“At this point all I can say is I do know about [the lawsuit],” but Keller Transportation has not received any additional information or hired private counsel, General Manager David Richardson said.
Both Keller employees listed as plaintiffs in the suit still work for the company, he added.
Mark Koch of Koch Trucking referred all questions to Greenbelt attorney Bruce Marcus, who did not return a message seeking comment.
H & H Bus Service owner Beverly Hill did not return a message seeking comment.
Initially filed in October, the suit originally named all seven board members as defendants, but their names will be dropped by March 9, Conwell said.
An April 27 hearing has been scheduled in U.S. District Court in Greenbelt to consider all pending motions in the case, including the one to dismiss.
The suit presents a shift lasting from 5:20 a.m. to 5:05 p.m. as a “typical” workday for a full-time bus driver working five days a week during the school year, resulting in a 58.75-hour workweek and 18.75 hours in overtime pay.
It also estimates that the school board and bus contractors failed to pay each of the county’s estimated 287 bus drivers $53,460 in earned wages over a three-year period, which means they each would be entitled to $106,920 under the FLSA, which stipulates that underpaid workers are entitled to double their wages. Under state law, the damages would triple.
All told, the lawsuit claims estimated damages of $10.2 million per year under federal law and $15.3 million per year under state law.

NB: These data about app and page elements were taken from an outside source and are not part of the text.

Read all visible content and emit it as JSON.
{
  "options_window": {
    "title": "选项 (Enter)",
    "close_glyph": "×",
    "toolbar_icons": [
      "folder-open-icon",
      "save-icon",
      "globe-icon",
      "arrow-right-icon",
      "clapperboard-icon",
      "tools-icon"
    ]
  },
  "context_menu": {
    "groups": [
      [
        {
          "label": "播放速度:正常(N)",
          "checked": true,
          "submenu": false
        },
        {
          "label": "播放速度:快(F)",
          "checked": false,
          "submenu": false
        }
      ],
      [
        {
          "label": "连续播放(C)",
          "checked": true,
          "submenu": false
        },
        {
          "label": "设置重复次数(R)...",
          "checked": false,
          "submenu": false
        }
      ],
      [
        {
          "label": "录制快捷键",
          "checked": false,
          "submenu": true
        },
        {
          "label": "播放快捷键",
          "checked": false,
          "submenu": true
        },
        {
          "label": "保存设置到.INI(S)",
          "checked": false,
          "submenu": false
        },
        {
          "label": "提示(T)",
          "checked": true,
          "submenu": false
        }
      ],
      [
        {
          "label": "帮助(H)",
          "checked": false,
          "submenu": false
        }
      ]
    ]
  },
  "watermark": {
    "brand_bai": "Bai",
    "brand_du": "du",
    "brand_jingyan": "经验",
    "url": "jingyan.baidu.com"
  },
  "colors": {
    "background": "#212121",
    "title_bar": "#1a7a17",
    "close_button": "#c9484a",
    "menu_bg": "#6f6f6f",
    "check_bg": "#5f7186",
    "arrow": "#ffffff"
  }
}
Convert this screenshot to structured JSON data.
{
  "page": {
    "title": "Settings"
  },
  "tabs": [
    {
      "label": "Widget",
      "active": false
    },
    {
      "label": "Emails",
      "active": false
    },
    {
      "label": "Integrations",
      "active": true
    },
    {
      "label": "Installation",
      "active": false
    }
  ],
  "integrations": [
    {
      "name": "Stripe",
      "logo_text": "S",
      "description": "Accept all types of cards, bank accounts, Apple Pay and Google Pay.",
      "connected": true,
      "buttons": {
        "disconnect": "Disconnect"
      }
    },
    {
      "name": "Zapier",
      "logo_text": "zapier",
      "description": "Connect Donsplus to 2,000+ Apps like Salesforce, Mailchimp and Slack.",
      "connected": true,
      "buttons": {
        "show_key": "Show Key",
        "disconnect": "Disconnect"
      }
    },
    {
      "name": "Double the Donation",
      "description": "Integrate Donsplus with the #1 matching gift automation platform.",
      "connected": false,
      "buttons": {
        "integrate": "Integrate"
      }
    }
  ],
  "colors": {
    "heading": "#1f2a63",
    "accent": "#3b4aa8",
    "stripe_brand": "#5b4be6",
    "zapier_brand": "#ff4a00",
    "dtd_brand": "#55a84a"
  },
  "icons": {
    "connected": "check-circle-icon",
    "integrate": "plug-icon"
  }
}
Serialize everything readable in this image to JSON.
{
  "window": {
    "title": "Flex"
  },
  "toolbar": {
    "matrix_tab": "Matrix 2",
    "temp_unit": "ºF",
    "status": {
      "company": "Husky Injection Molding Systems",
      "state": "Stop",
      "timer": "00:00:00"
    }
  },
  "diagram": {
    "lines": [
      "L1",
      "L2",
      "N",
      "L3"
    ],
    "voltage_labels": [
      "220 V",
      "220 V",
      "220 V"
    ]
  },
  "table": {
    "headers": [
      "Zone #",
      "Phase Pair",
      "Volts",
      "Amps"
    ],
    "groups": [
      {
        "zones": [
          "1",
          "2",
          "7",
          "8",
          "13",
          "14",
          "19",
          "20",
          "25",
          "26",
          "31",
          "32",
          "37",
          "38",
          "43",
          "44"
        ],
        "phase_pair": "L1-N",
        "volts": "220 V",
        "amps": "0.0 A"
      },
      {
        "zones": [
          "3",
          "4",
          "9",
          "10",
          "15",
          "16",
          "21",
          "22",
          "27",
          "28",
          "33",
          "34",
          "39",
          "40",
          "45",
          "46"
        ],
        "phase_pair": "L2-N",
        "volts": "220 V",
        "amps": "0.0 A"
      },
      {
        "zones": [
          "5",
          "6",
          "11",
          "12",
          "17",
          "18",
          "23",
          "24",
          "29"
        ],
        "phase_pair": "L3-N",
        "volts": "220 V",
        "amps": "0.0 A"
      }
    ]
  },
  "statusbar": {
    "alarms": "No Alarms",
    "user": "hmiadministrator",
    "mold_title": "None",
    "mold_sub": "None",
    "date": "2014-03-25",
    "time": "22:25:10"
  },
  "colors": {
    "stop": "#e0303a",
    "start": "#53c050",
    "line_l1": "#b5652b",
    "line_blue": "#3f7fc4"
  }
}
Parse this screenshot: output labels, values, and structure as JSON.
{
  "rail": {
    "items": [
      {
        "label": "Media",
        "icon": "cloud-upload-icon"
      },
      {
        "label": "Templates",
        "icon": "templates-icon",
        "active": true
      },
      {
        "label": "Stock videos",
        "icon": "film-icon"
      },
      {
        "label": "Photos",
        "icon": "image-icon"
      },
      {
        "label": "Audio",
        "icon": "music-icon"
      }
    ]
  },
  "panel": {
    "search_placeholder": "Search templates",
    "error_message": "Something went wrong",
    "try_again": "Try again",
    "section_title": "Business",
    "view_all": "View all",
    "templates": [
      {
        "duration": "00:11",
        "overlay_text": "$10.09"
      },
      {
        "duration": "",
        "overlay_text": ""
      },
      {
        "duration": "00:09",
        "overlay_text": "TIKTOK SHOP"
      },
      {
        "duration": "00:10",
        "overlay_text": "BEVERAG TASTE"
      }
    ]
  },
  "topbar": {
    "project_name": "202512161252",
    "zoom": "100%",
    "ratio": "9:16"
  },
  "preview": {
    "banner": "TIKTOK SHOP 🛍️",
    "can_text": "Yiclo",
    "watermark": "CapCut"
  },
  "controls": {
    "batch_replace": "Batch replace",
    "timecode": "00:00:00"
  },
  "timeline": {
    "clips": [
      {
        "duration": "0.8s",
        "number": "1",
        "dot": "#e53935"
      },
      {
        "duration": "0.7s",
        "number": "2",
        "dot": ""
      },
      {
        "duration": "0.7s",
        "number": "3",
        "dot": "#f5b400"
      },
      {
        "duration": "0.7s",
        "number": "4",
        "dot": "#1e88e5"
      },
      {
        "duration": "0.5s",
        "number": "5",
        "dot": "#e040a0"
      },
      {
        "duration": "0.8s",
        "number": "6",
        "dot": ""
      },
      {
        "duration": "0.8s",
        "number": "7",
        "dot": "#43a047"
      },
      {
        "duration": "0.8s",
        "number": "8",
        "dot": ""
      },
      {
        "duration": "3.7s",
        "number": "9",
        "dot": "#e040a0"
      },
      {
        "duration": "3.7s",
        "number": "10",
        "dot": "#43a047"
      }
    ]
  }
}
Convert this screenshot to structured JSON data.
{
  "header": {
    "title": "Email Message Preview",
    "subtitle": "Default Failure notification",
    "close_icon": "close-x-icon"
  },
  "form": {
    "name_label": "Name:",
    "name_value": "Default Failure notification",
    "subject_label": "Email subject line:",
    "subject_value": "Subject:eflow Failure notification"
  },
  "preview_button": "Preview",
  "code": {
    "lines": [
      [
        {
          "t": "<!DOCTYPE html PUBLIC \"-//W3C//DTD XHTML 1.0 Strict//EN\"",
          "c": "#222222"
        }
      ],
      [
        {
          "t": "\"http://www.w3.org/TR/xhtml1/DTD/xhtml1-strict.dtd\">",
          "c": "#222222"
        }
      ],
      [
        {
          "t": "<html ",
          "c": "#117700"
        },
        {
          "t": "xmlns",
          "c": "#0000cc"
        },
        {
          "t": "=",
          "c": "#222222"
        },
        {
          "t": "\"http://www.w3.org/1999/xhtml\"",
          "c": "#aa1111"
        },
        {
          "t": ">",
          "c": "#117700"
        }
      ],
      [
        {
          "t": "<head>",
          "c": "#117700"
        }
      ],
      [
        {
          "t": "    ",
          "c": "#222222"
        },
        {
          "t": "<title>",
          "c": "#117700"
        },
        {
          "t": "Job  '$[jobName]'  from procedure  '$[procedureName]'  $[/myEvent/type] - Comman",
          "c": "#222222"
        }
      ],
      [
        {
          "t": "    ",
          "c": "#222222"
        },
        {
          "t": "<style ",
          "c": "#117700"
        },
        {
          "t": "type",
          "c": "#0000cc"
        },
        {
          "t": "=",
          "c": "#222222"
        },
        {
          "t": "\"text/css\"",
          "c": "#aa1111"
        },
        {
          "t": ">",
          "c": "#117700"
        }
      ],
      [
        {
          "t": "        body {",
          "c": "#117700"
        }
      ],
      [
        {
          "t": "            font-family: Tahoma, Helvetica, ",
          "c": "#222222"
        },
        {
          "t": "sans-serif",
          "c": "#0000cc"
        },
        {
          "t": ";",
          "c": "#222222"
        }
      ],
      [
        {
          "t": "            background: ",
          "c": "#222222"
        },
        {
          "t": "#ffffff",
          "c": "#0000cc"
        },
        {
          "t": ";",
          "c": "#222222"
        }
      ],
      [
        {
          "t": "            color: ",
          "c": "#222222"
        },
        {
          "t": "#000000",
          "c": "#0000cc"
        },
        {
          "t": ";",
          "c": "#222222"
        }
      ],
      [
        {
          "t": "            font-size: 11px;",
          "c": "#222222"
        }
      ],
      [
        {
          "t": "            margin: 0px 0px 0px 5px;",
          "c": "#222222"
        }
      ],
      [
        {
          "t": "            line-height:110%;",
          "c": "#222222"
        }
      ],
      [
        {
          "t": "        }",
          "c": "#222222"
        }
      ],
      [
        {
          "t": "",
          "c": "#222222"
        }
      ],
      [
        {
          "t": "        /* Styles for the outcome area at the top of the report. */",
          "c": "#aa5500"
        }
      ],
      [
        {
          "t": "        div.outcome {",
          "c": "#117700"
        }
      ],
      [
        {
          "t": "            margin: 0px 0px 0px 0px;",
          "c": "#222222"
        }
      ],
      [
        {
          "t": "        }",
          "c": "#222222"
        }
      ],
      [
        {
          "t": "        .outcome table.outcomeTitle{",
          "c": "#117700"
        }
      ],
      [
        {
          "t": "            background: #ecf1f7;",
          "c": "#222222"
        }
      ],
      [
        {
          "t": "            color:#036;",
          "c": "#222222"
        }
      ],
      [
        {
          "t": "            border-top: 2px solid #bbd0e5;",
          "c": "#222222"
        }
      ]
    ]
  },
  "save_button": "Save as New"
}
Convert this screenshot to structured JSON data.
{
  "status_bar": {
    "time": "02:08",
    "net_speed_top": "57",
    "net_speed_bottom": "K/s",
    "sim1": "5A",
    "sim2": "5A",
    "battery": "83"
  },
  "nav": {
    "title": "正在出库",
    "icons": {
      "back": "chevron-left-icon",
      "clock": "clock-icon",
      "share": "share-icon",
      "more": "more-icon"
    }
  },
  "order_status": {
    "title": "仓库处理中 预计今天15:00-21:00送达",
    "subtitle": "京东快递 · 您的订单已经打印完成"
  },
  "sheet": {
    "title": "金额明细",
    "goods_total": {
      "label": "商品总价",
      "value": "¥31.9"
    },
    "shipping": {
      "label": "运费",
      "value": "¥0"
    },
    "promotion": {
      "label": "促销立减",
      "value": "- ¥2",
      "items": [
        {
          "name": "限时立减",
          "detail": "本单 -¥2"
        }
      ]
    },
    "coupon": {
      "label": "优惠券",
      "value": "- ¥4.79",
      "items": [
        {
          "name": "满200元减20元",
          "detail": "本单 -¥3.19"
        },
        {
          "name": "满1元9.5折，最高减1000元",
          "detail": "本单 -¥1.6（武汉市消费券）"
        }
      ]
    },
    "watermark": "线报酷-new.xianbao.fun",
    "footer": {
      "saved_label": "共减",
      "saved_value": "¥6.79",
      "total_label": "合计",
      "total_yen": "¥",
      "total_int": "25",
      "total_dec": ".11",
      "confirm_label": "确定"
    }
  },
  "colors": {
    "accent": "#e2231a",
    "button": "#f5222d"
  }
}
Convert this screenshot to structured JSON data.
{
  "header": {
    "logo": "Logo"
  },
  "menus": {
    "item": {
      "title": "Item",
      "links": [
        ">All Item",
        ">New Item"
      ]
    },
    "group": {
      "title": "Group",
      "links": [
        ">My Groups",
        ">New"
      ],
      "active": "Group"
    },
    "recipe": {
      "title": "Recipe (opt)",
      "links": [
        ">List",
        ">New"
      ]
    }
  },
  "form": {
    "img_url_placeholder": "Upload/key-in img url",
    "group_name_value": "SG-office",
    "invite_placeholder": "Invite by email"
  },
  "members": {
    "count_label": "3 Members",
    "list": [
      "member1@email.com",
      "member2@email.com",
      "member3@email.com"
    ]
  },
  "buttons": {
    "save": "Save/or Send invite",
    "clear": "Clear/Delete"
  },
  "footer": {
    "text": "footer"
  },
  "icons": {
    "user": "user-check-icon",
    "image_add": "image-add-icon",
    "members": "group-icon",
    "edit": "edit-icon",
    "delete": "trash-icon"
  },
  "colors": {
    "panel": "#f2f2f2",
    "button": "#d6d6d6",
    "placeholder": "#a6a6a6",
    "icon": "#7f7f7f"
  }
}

There also is evidence that Koch Trucking withheld wages during the school year and dispersed them during the summer months to keep its school bus drivers from claiming unemployment benefits, Conwell said.